Author(s): Douglas J. Shinneman, Kevin Krasnow, Susan K. McIlroy
Year Published: 2015

Quaking aspen is generally considered to be a fire-adapted species because it regenerates prolifically after fire, and it can be replaced by more shade-tolerant tree species in the absence of fire. As early-successional aspen stands transition to greater conifer-dominance, they become increasingly fire prone, until fire returns, and aspen again temporarily dominate. While this disturbance-succession cycle is critical to the persistence of aspen on many landscapes, some aspen stands persist on the landscape without fire. The complex role of fire is an important consideration for developing conservation and restoration strategies intended to sustain aspen.

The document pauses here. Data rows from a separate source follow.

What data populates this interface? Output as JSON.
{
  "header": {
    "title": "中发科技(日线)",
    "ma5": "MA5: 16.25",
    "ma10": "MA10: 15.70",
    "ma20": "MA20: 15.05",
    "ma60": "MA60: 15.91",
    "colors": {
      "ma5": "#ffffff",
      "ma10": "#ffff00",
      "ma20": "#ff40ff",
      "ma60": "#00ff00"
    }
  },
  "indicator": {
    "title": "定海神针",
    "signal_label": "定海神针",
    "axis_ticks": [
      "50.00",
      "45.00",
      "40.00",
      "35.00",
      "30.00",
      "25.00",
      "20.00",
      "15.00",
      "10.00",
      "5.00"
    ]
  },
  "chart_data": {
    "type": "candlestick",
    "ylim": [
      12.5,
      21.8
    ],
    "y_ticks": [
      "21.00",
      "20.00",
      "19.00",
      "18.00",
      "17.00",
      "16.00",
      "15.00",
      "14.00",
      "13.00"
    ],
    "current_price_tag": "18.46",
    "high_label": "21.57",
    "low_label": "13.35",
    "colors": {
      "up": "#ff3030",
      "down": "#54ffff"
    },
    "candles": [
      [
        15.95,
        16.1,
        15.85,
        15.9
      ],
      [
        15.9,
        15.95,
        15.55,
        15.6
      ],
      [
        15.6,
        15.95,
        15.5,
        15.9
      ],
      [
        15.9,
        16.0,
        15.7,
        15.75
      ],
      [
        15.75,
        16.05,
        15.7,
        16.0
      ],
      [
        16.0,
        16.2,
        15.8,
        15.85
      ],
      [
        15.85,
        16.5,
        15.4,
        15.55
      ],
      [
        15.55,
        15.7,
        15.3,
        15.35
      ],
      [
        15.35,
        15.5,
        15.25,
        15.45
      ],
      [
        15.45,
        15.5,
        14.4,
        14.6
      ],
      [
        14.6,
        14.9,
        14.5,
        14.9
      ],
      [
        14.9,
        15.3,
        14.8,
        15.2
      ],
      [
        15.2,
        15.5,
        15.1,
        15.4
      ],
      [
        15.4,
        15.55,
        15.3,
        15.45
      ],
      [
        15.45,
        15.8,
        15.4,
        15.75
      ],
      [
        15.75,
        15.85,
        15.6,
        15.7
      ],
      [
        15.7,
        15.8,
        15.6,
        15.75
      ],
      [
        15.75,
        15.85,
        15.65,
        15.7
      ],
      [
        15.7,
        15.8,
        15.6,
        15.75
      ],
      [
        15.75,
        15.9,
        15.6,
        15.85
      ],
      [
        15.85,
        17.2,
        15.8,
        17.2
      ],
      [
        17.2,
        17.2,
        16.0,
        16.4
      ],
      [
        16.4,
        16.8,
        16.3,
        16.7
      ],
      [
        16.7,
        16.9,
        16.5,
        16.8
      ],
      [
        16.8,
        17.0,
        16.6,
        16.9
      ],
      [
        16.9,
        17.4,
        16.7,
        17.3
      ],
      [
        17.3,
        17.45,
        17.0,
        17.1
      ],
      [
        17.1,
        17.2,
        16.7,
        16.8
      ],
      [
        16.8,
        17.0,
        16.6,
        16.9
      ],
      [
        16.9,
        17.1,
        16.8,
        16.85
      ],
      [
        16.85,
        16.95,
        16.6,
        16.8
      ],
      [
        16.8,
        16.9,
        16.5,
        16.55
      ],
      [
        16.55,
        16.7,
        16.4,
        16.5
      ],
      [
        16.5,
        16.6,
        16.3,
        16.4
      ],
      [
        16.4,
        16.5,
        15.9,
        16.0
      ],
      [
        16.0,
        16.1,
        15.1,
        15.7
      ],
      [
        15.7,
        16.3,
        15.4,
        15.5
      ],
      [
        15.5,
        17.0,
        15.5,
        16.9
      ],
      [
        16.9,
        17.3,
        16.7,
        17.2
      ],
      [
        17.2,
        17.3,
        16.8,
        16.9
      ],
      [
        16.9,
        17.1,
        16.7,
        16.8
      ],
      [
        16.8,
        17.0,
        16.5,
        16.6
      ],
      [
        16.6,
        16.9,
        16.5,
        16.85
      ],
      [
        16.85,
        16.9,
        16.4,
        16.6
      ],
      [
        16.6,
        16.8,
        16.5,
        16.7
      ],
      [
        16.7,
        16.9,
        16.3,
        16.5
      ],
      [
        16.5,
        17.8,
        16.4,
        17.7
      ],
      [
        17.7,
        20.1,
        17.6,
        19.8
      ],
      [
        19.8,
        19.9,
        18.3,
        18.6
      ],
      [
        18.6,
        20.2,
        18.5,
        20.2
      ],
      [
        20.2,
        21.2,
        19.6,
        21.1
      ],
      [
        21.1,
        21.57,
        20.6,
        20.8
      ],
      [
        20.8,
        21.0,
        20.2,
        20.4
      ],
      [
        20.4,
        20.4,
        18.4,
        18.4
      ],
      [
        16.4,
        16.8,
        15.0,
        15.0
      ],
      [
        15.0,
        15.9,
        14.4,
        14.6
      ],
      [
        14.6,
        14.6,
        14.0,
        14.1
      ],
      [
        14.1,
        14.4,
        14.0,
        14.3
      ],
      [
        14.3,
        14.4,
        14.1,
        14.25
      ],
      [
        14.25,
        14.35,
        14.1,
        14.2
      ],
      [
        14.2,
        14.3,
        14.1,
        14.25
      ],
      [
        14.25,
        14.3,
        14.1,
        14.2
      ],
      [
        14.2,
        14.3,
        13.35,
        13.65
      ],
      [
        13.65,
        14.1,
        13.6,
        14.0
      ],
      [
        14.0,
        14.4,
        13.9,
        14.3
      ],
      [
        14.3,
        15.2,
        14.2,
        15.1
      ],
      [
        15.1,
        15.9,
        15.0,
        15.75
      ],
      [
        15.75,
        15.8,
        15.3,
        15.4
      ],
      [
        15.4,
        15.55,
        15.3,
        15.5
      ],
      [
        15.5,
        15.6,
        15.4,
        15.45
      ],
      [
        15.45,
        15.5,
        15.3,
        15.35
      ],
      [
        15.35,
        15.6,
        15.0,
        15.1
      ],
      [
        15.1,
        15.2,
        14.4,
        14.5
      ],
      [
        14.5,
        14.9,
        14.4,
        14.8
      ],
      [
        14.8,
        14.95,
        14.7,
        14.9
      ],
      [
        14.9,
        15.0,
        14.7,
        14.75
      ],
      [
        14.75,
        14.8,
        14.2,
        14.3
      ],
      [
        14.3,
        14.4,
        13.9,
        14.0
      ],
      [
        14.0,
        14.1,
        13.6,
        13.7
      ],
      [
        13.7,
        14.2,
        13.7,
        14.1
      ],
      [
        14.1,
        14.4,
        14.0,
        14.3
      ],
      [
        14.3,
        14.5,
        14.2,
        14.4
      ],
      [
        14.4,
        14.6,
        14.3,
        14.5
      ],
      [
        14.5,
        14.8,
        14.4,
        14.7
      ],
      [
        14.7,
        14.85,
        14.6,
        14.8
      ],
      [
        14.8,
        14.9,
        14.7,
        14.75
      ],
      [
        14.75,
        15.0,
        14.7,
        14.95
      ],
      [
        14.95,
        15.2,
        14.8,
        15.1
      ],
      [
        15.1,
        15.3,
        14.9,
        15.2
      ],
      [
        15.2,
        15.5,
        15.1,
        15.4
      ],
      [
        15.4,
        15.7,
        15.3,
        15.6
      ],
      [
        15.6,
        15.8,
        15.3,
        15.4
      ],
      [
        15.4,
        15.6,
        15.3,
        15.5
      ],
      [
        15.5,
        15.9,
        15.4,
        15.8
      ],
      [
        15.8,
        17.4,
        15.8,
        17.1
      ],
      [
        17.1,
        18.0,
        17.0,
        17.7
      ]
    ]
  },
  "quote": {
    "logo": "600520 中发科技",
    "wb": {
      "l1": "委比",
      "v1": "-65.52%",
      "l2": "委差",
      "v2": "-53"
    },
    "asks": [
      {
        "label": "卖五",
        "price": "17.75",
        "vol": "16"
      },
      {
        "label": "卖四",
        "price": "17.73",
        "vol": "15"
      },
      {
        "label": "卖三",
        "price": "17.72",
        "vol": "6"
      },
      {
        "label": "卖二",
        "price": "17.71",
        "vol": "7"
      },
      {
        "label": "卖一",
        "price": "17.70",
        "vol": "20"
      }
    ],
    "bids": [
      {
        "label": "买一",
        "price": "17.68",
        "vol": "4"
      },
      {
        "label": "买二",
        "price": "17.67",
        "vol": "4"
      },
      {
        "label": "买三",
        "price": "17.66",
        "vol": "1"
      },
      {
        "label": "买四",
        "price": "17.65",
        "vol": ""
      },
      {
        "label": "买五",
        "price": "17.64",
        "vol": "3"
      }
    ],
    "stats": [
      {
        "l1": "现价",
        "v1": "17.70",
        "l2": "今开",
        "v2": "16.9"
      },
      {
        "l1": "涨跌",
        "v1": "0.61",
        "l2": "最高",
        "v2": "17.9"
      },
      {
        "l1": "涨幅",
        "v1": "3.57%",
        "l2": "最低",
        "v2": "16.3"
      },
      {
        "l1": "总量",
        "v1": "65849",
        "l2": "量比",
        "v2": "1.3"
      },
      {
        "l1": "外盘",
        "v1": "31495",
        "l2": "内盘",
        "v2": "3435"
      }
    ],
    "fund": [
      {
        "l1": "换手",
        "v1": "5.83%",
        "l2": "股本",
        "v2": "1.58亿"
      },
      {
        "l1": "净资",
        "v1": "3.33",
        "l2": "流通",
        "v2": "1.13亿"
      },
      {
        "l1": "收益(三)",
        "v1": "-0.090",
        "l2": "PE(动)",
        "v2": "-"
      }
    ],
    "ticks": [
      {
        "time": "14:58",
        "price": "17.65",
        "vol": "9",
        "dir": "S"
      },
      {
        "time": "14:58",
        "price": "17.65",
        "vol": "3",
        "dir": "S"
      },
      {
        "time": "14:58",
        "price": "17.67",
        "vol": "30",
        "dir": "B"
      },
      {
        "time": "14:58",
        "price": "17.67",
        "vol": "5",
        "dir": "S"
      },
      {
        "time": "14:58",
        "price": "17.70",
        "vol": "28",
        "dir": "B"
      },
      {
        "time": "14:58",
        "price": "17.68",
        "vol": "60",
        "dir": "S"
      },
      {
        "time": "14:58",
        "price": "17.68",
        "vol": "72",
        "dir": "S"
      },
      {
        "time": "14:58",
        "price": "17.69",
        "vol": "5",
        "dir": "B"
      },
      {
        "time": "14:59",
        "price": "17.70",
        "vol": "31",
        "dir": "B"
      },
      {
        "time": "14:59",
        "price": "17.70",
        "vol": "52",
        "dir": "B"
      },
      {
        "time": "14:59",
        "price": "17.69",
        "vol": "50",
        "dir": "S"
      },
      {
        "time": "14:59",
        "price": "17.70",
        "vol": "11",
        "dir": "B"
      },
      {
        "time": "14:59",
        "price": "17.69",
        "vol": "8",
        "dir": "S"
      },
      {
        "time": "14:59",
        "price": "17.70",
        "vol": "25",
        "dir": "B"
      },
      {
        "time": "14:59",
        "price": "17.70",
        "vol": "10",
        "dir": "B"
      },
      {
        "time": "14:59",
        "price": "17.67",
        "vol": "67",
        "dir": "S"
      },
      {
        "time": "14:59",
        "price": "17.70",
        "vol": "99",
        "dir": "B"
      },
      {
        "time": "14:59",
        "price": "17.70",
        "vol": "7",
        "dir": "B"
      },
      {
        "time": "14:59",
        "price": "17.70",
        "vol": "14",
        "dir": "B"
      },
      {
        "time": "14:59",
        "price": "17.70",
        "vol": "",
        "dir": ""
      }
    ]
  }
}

Citation: Shinneman DJ, Krasnow KD, McIlroy SK. 2015. The role of fire in aspen ecology and restoration. Western Aspen Alliance Brief 3, 2 p. (http://www.western-aspen-alliance.org/files/briefs)
Topic(s): Fire Ecology, Resilience, Fire Effects, Ecological - Second Order, Plants, Management Approaches, Adaptive Management, Restoration
Ecosystem(s): None
Document Type: Research Brief or Fact Sheet
NRFSN number: 16377
Record updated: Jan 10, 2018